13. Ponder the future of humanity with Andy Weir’s Project Hail Mary. This insightful and fun book will help you explore astronomy. The perfect book for those who love a lot of science in their science fiction. Explore space further with the help of Daisy Makin’s article about ESA’s solar orbiter.


14. Read about the healing power of viruses in The Good Virus by Tom Ireland. Faced with the threat of antibiotic resistance, we need phages now more than ever. Explore the history and the fascinating world of viruses with the help of this summer read. If you would rather read something shorter but equally exciting, check out an article by Sahani de Silva about antibiotics, resistance, and beyond.


15. Come back to Oxford again. In The Mould in Dr. Florey’s Coat! by Eric Lax the author invites you to discover penicillin again. It tells an engaging story of how the scientist in Oxford contributed to the creation of antibiotics as we know them today, despite receiving little credit for it. Bonus: after reading this, you will not see the streets of Oxford in the same light!

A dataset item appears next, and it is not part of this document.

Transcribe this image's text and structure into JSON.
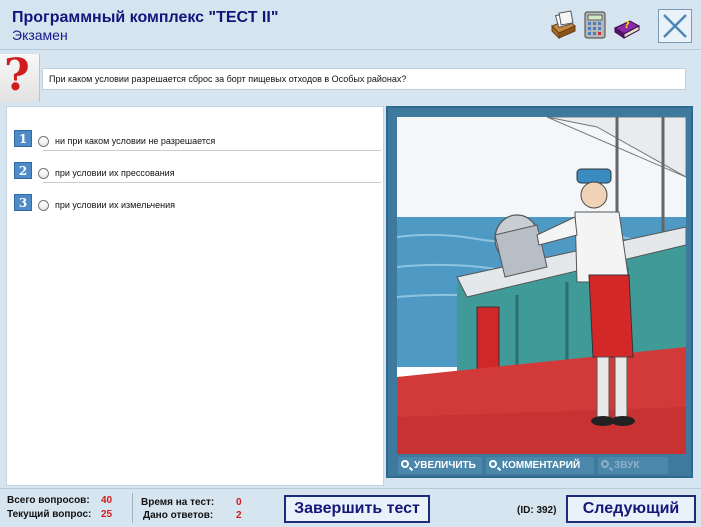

And if you still have time before you embark on your holiday, see a new glass sculpture for Oxford’s COVID vaccine described in a recent article by Elvira Miceli.

Happy summer reading!

Image credits: Krisztina Papp, Wolfgang Hasselmann, Augustin Lautauro, Karsten Wurth, NASA, Dan Cristian Paduret, Jose Martin Ramirez Carrasco, Vonecia Carswell, Isabel Galvez, Robynne Hu, Vedrana Filipovic, Niketh Vellanki, NCI, and Liv Cashman via Unsplash.